Improving the quality of services and outcomes for people with IDD should be the ultimate goal of the rate increases. However, while the budget proposal mentions “maintaining focus on improving outcomes and quality of services through the Quality Incentive Program,” work in this area has been frustratingly slow. To date, the effort to establish the performance measures that providers must meet to obtain 100% of their rate increase has not produced a usable set of measures to realize full implementation, even if the July 2024 timeframe remained in place. We strongly recommend increased attention to this effort.
Moreover, when the rate study was being considered in the legislature, DVU advocated for – ultimately successfully – ensuring that the rate increases actually result in increased wages for direct support professionals. To date, it is unclear whether the rate increases have led to similar increases in staff wages. DDS and regional centers should provide evidence that there has been appropriate oversight of service providers to ensure this promise is being realized.
SUPPORT: Master Plan for Developmental Services
We strongly support the proposal to develop a Master Plan for Developmental Services and are pleased that in its Program Priorities, the California Health and Human Services Agency has designated as priority one “Building a more equitable system of service delivery for people with intellectual and developmental disabilities.” We are hopeful that the results will improve services and ultimately, the lives of individuals with intellectual and developmental disabilities. While the legislature has made significant investments in the DD system over recent years, too little has been done to link the additional resources for regional centers and service providers to real program improvement and better outcomes. Our specific recommendations for the Master Plan process include:

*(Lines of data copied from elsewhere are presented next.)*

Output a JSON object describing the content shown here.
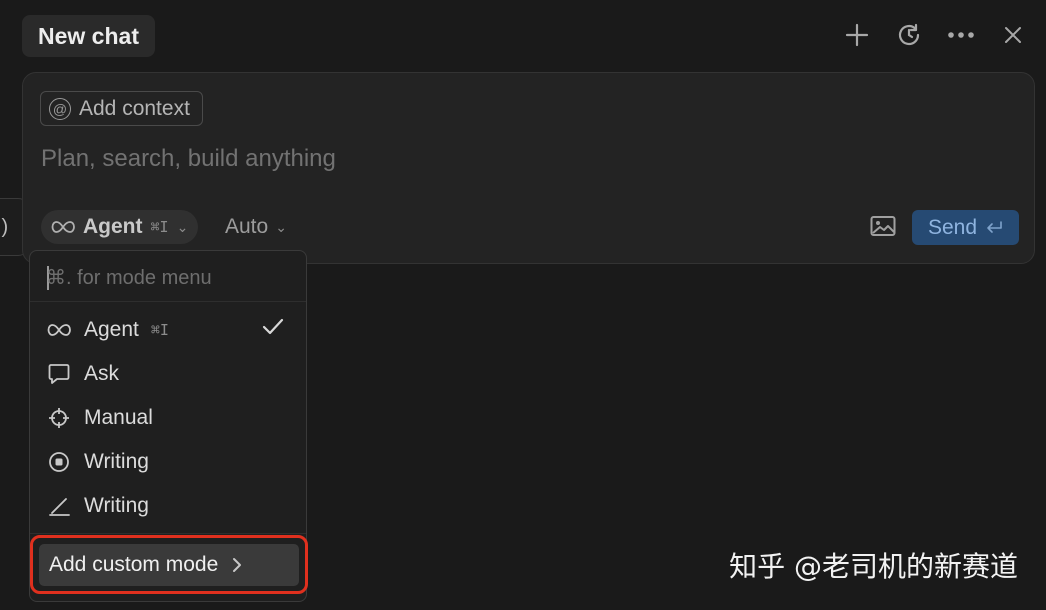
{
  "header": {
    "tab_title": "New chat",
    "actions": [
      {
        "name": "new-chat",
        "icon": "plus-icon"
      },
      {
        "name": "history",
        "icon": "history-icon"
      },
      {
        "name": "more",
        "icon": "more-icon"
      },
      {
        "name": "close",
        "icon": "close-icon"
      }
    ]
  },
  "side_tab": {
    "label": ".)"
  },
  "composer": {
    "context_label": "Add context",
    "context_icon": "at-icon",
    "placeholder": "Plan, search, build anything",
    "mode_label": "Agent",
    "mode_shortcut": "⌘I",
    "model_label": "Auto",
    "send_label": "Send",
    "image_icon": "image-icon"
  },
  "mode_menu": {
    "search_placeholder": "⌘. for mode menu",
    "items": [
      {
        "label": "Agent",
        "shortcut": "⌘I",
        "icon": "infinity-icon",
        "selected": true
      },
      {
        "label": "Ask",
        "icon": "chat-bubble-icon",
        "selected": false
      },
      {
        "label": "Manual",
        "icon": "crosshair-icon",
        "selected": false
      },
      {
        "label": "Writing",
        "icon": "radio-circle-icon",
        "selected": false
      },
      {
        "label": "Writing",
        "icon": "pen-line-icon",
        "selected": false
      }
    ],
    "add_custom_label": "Add custom mode"
  },
  "watermark": "知乎 @老司机的新赛道",
  "colors": {
    "background": "#1a1a1a",
    "send": "#264a73",
    "highlight": "#e0301e"
  }
}
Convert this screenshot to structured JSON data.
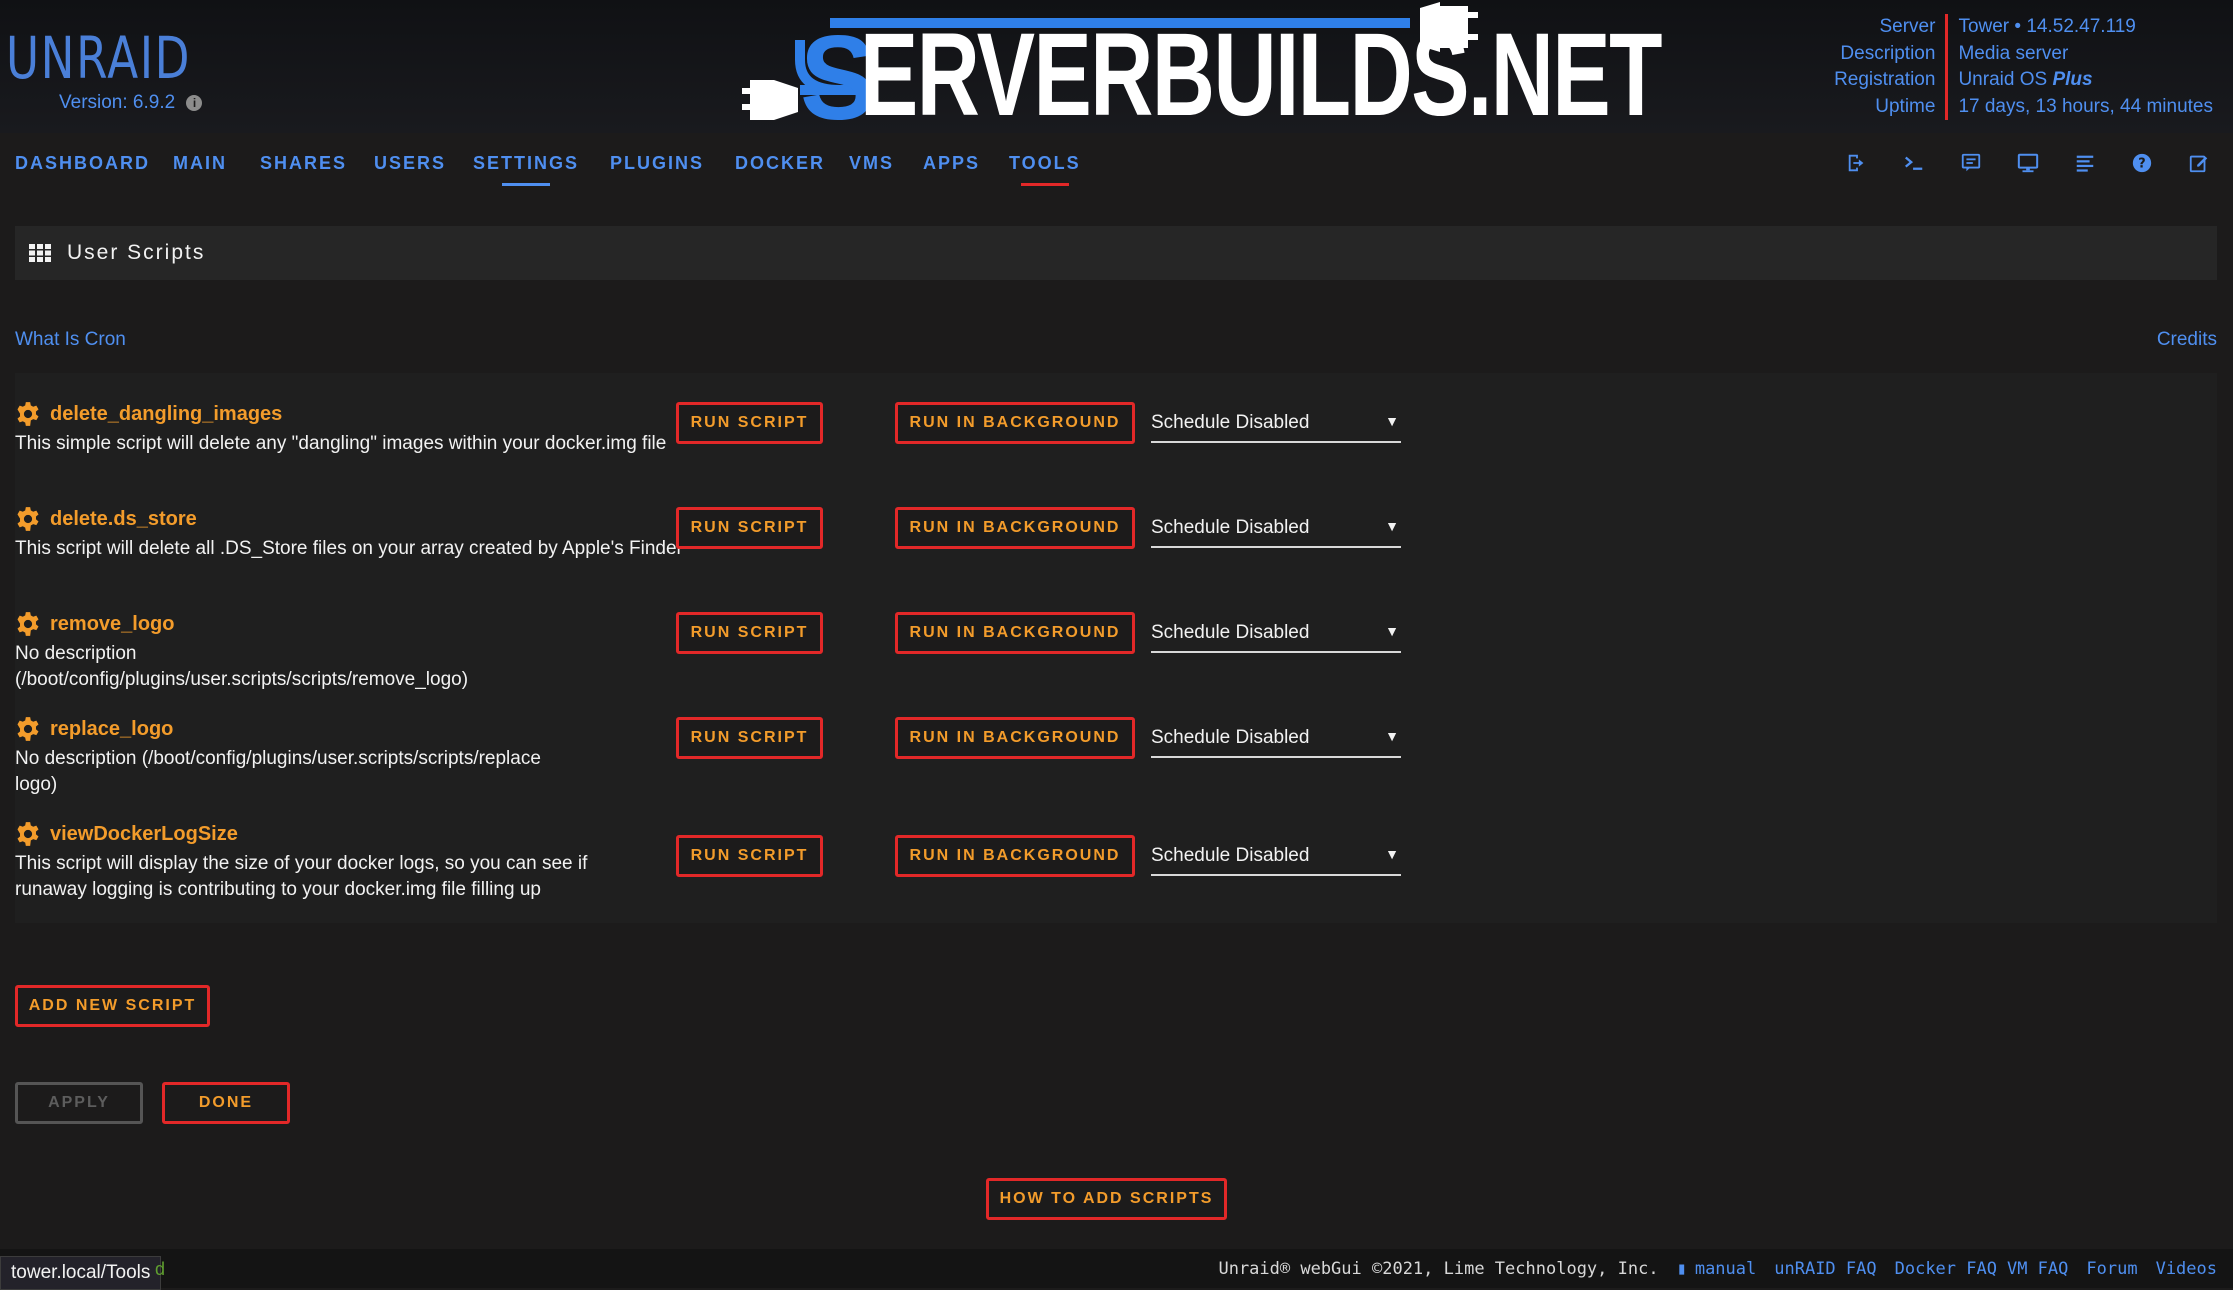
{
  "header": {
    "logo_text": "UNRAID",
    "version_label": "Version: 6.9.2",
    "banner_first": "S",
    "banner_rest": "ERVERBUILDS.NET",
    "server_labels": [
      "Server",
      "Description",
      "Registration",
      "Uptime"
    ],
    "server_name": "Tower • 14.52.47.119",
    "description": "Media server",
    "registration_prefix": "Unraid OS ",
    "registration_plan": "Plus",
    "uptime": "17 days, 13 hours, 44 minutes"
  },
  "nav": {
    "items": [
      "DASHBOARD",
      "MAIN",
      "SHARES",
      "USERS",
      "SETTINGS",
      "PLUGINS",
      "DOCKER",
      "VMS",
      "APPS",
      "TOOLS"
    ],
    "icons": [
      "logout-icon",
      "terminal-icon",
      "feedback-icon",
      "monitor-icon",
      "log-icon",
      "help-icon",
      "notes-icon"
    ]
  },
  "page": {
    "title": "User Scripts",
    "link_left": "What Is Cron",
    "link_right": "Credits"
  },
  "scripts": [
    {
      "name": "delete_dangling_images",
      "description": "This simple script will delete any \"dangling\" images within your docker.img file",
      "run_label": "RUN SCRIPT",
      "bg_label": "RUN IN BACKGROUND",
      "schedule": "Schedule Disabled"
    },
    {
      "name": "delete.ds_store",
      "description": "This script will delete all .DS_Store files on your array created by Apple's Finder",
      "run_label": "RUN SCRIPT",
      "bg_label": "RUN IN BACKGROUND",
      "schedule": "Schedule Disabled"
    },
    {
      "name": "remove_logo",
      "description": "No description (/boot/config/plugins/user.scripts/scripts/remove_logo)",
      "run_label": "RUN SCRIPT",
      "bg_label": "RUN IN BACKGROUND",
      "schedule": "Schedule Disabled"
    },
    {
      "name": "replace_logo",
      "description": "No description (/boot/config/plugins/user.scripts/scripts/replace logo)",
      "run_label": "RUN SCRIPT",
      "bg_label": "RUN IN BACKGROUND",
      "schedule": "Schedule Disabled"
    },
    {
      "name": "viewDockerLogSize",
      "description": "This script will display the size of your docker logs, so you can see if runaway logging is contributing to your docker.img file filling up",
      "run_label": "RUN SCRIPT",
      "bg_label": "RUN IN BACKGROUND",
      "schedule": "Schedule Disabled"
    }
  ],
  "actions": {
    "add_new_script": "ADD NEW SCRIPT",
    "apply": "APPLY",
    "done": "DONE",
    "how_to_add": "HOW TO ADD SCRIPTS"
  },
  "footer": {
    "status_url": "tower.local/Tools",
    "status_suffix": "d",
    "copyright": "Unraid® webGui ©2021, Lime Technology, Inc.",
    "links": [
      "manual",
      "unRAID FAQ",
      "Docker FAQ",
      "VM FAQ",
      "Forum",
      "Videos"
    ]
  },
  "colors": {
    "accent_blue": "#4f8ff0",
    "accent_orange": "#f39c2b",
    "accent_red": "#e22828",
    "background": "#1c1b1b"
  }
}
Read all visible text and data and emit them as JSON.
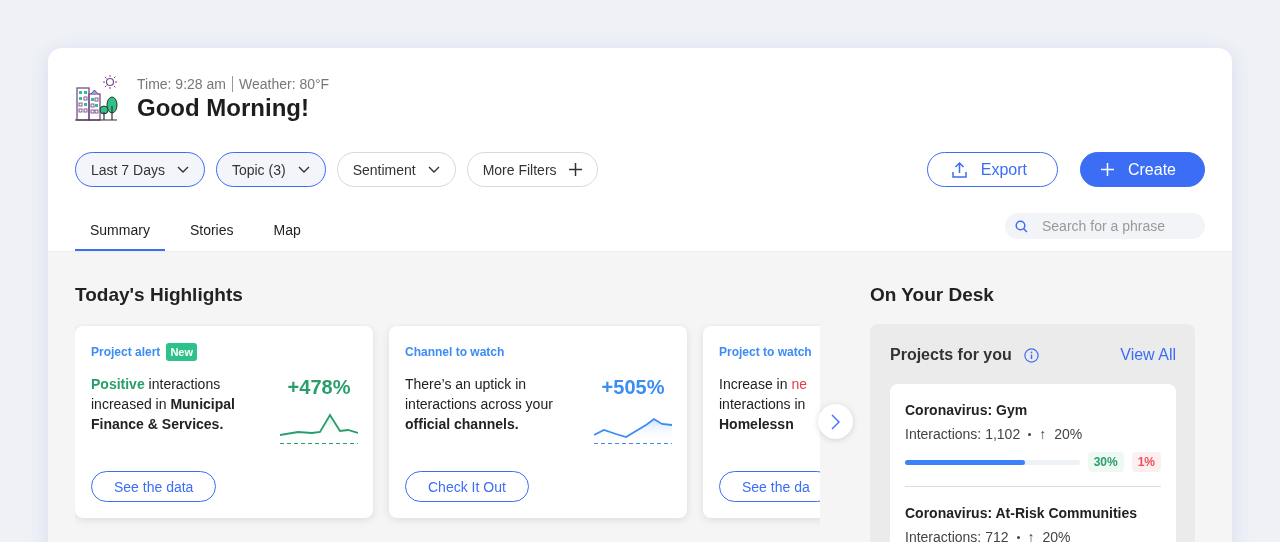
{
  "header": {
    "time": "Time: 9:28 am",
    "weather": "Weather: 80°F",
    "greeting": "Good Morning!"
  },
  "filters": [
    {
      "label": "Last 7 Days",
      "kind": "dropdown",
      "active": true
    },
    {
      "label": "Topic (3)",
      "kind": "dropdown",
      "active": true
    },
    {
      "label": "Sentiment",
      "kind": "dropdown",
      "active": false
    },
    {
      "label": "More Filters",
      "kind": "add",
      "active": false
    }
  ],
  "actions": [
    {
      "label": "Export",
      "kind": "secondary"
    },
    {
      "label": "Create",
      "kind": "primary"
    }
  ],
  "tabs": [
    {
      "label": "Summary",
      "selected": true
    },
    {
      "label": "Stories",
      "selected": false
    },
    {
      "label": "Map",
      "selected": false
    }
  ],
  "search": {
    "placeholder": "Search for a phrase"
  },
  "highlights": {
    "title": "Today's Highlights",
    "cards": [
      {
        "category": "Project alert",
        "badge": "New",
        "lines": [
          [
            {
              "text": "Positive",
              "kind": "positive"
            },
            {
              "text": " interactions",
              "kind": "plain"
            }
          ],
          [
            {
              "text": "increased in ",
              "kind": "plain"
            },
            {
              "text": "Municipal",
              "kind": "bold"
            }
          ],
          [
            {
              "text": "Finance & Services.",
              "kind": "bold"
            }
          ]
        ],
        "change": "+478%",
        "kind": "positive",
        "button": "See the data"
      },
      {
        "category": "Channel to watch",
        "lines": [
          [
            {
              "text": "There’s an uptick in",
              "kind": "plain"
            }
          ],
          [
            {
              "text": "interactions across your",
              "kind": "plain"
            }
          ],
          [
            {
              "text": "official channels.",
              "kind": "bold"
            }
          ]
        ],
        "change": "+505%",
        "kind": "neutral",
        "button": "Check It Out"
      },
      {
        "category": "Project to watch",
        "lines": [
          [
            {
              "text": "Increase in ",
              "kind": "plain"
            },
            {
              "text": "ne",
              "kind": "negative"
            }
          ],
          [
            {
              "text": "interactions in",
              "kind": "plain"
            }
          ],
          [
            {
              "text": "Homelessn",
              "kind": "bold"
            }
          ]
        ],
        "button": "See the da"
      }
    ]
  },
  "desk": {
    "title": "On Your Desk",
    "panel_title": "Projects for you",
    "link": "View All",
    "projects": [
      {
        "name": "Coronavirus: Gym",
        "interactions": "Interactions: 1,102",
        "trend": "↑",
        "trend_value": "20%",
        "level": 0.69,
        "positive": "30%",
        "negative": "1%"
      },
      {
        "name": "Coronavirus: At-Risk Communities",
        "interactions": "Interactions: 712",
        "trend": "↑",
        "trend_value": "20%"
      }
    ]
  }
}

- Ensure robust participation of individuals with developmental disabilities and their families, without tokenism. Too often the discussions and plans that define the priorities of the service system are dominated by those who operate the system rather than by those who use it. We are not all equal stakeholders, as the individuals and families served by the system clearly have the most at stake.
- Break down the silos and include other departments that interact with people with developmental disabilities, including the Departments of Education, Rehabilitation, Health Care Services, Aging, and General Services.
- Make sure the recommendations drawn from the Master Plan lead to real and urgent reforms of the DD system. Many of us have participated in the various DDS task forces, workgroups, and advisory committees, yet significant reforms and equity remain elusive. The Master Plan must be different.
- Complete the planning process in time to influence the priorities embodied in next year’s budget proposal.
As an organization representing the individuals most impacted by the system, thank you for considering the comments from Disability Voices United. Please feel free to reach out to us with any questions.
President, Disability Voices United
Members of the Senate and Assembly Budget Subcommittees on Health and Human Services
Nancy Bargmann, Department of Developmental Services Debra Cooper, Health and Human Services Agency
Chris Odneal, Department of Finance
Mareva Brown, Office of the Senate President Pro Temp
Elizabeth Schmitt, Senate Subcommittee on Health and Human Services Kelsy Castillo, Office of the Speaker of the Assembly
Nicole Vazquez, Assembly Subcommittee on Health and Human Services Karina Hendren, Legislative Analyst’s Office